----- Given records
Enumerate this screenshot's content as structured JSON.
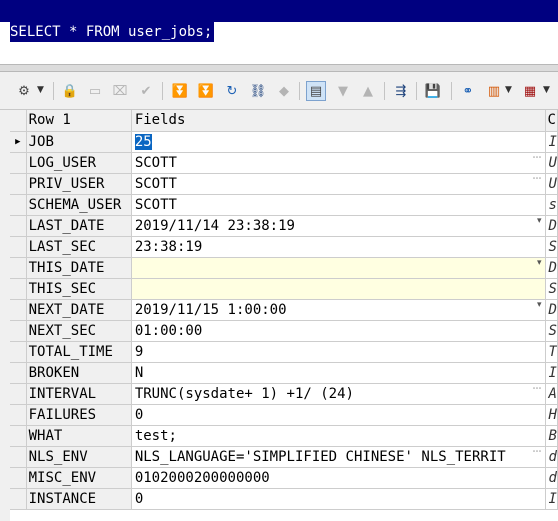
{
  "editor": {
    "sql": "SELECT * FROM user_jobs;"
  },
  "toolbar": {
    "icons": [
      "query-options-icon",
      "lock-icon",
      "insert-record-icon",
      "delete-record-icon",
      "post-icon",
      "first-record-icon",
      "last-record-icon",
      "refresh-icon",
      "find-icon",
      "clear-icon",
      "single-record-view-icon",
      "next-icon",
      "previous-icon",
      "export-icon",
      "save-icon",
      "link-icon",
      "chart-icon",
      "grid-options-icon"
    ]
  },
  "grid": {
    "header": {
      "row_label": "Row 1",
      "fields_label": "Fields",
      "comment_label": "C"
    },
    "rows": [
      {
        "name": "JOB",
        "value": "25",
        "comment": "I"
      },
      {
        "name": "LOG_USER",
        "value": "SCOTT",
        "comment": "U"
      },
      {
        "name": "PRIV_USER",
        "value": "SCOTT",
        "comment": "U"
      },
      {
        "name": "SCHEMA_USER",
        "value": "SCOTT",
        "comment": "s"
      },
      {
        "name": "LAST_DATE",
        "value": "2019/11/14 23:38:19",
        "comment": "D"
      },
      {
        "name": "LAST_SEC",
        "value": "23:38:19",
        "comment": "S"
      },
      {
        "name": "THIS_DATE",
        "value": "",
        "comment": "D"
      },
      {
        "name": "THIS_SEC",
        "value": "",
        "comment": "S"
      },
      {
        "name": "NEXT_DATE",
        "value": "2019/11/15 1:00:00",
        "comment": "D"
      },
      {
        "name": "NEXT_SEC",
        "value": "01:00:00",
        "comment": "S"
      },
      {
        "name": "TOTAL_TIME",
        "value": "9",
        "comment": "T"
      },
      {
        "name": "BROKEN",
        "value": "N",
        "comment": "I"
      },
      {
        "name": "INTERVAL",
        "value": "TRUNC(sysdate+ 1)  +1/ (24)",
        "comment": "A"
      },
      {
        "name": "FAILURES",
        "value": "0",
        "comment": "H"
      },
      {
        "name": "WHAT",
        "value": "test;",
        "comment": "B"
      },
      {
        "name": "NLS_ENV",
        "value": "NLS_LANGUAGE='SIMPLIFIED CHINESE' NLS_TERRIT",
        "comment": "d"
      },
      {
        "name": "MISC_ENV",
        "value": "0102000200000000",
        "comment": "d"
      },
      {
        "name": "INSTANCE",
        "value": "0",
        "comment": "I"
      }
    ]
  }
}
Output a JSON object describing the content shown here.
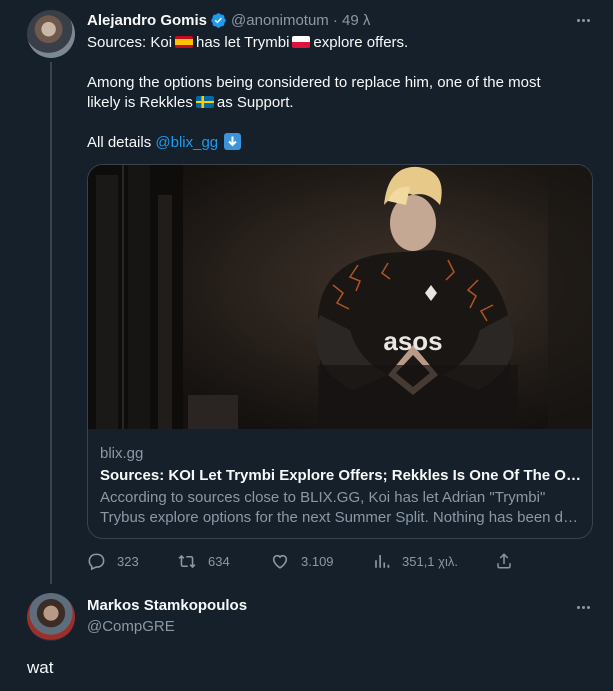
{
  "tweet": {
    "author_name": "Alejandro Gomis",
    "author_handle": "@anonimotum",
    "time": "· 49 λ",
    "lines": [
      "Sources: Koi",
      "has let Trymbi",
      "explore offers.",
      "Among the options being considered to replace him, one of the most",
      "likely is Rekkles",
      "as Support.",
      "All details",
      "@blix_gg"
    ],
    "card": {
      "domain": "blix.gg",
      "title": "Sources: KOI Let Trymbi Explore Offers; Rekkles Is One Of The Options To Replace Him",
      "description_line1": "According to sources close to BLIX.GG, Koi has let Adrian \"Trymbi\"",
      "description_line2": "Trybus explore options for the next Summer Split. Nothing has been decided yet",
      "image_text": "asos"
    },
    "stats": {
      "replies": "323",
      "retweets": "634",
      "likes": "3.109",
      "views": "351,1 χιλ."
    }
  },
  "reply": {
    "author_name": "Markos Stamkopoulos",
    "author_handle": "@CompGRE",
    "text": "wat"
  },
  "colors": {
    "background": "#15202b",
    "text": "#f7f9f9",
    "muted": "#8b98a5",
    "link": "#1d9bf0",
    "border": "#38444d"
  },
  "icons": [
    "verified-badge-icon",
    "more-options-icon",
    "reply-icon",
    "retweet-icon",
    "like-icon",
    "views-icon",
    "share-icon",
    "arrow-down-emoji",
    "flag-spain",
    "flag-poland",
    "flag-sweden"
  ]
}
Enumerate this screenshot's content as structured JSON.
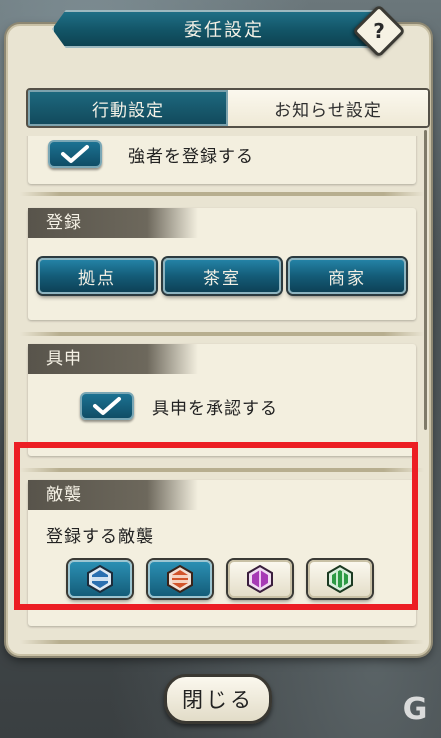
{
  "dialog": {
    "title": "委任設定",
    "help_label": "?"
  },
  "tabs": [
    {
      "label": "行動設定",
      "active": true
    },
    {
      "label": "お知らせ設定",
      "active": false
    }
  ],
  "sections": {
    "top": {
      "checkbox_checked": true,
      "label": "強者を登録する"
    },
    "register": {
      "heading": "登録",
      "buttons": [
        "拠点",
        "茶室",
        "商家"
      ]
    },
    "report": {
      "heading": "具申",
      "checkbox_checked": true,
      "label": "具申を承認する"
    },
    "enemy": {
      "heading": "敵襲",
      "label": "登録する敵襲",
      "options": [
        {
          "icon": "blue-hexagon-icon",
          "color": "#2a6fb0",
          "selected": true
        },
        {
          "icon": "orange-hexagon-icon",
          "color": "#d2552a",
          "selected": true
        },
        {
          "icon": "purple-hexagon-icon",
          "color": "#a63ab5",
          "selected": false
        },
        {
          "icon": "green-hexagon-icon",
          "color": "#2d9a45",
          "selected": false
        }
      ]
    }
  },
  "footer": {
    "close_label": "閉じる"
  },
  "highlight_color": "#ec1e24"
}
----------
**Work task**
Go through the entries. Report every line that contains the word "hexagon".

**Result below**
          "icon": "blue-hexagon-icon",
          "icon": "orange-hexagon-icon",
          "icon": "purple-hexagon-icon",
          "icon": "green-hexagon-icon",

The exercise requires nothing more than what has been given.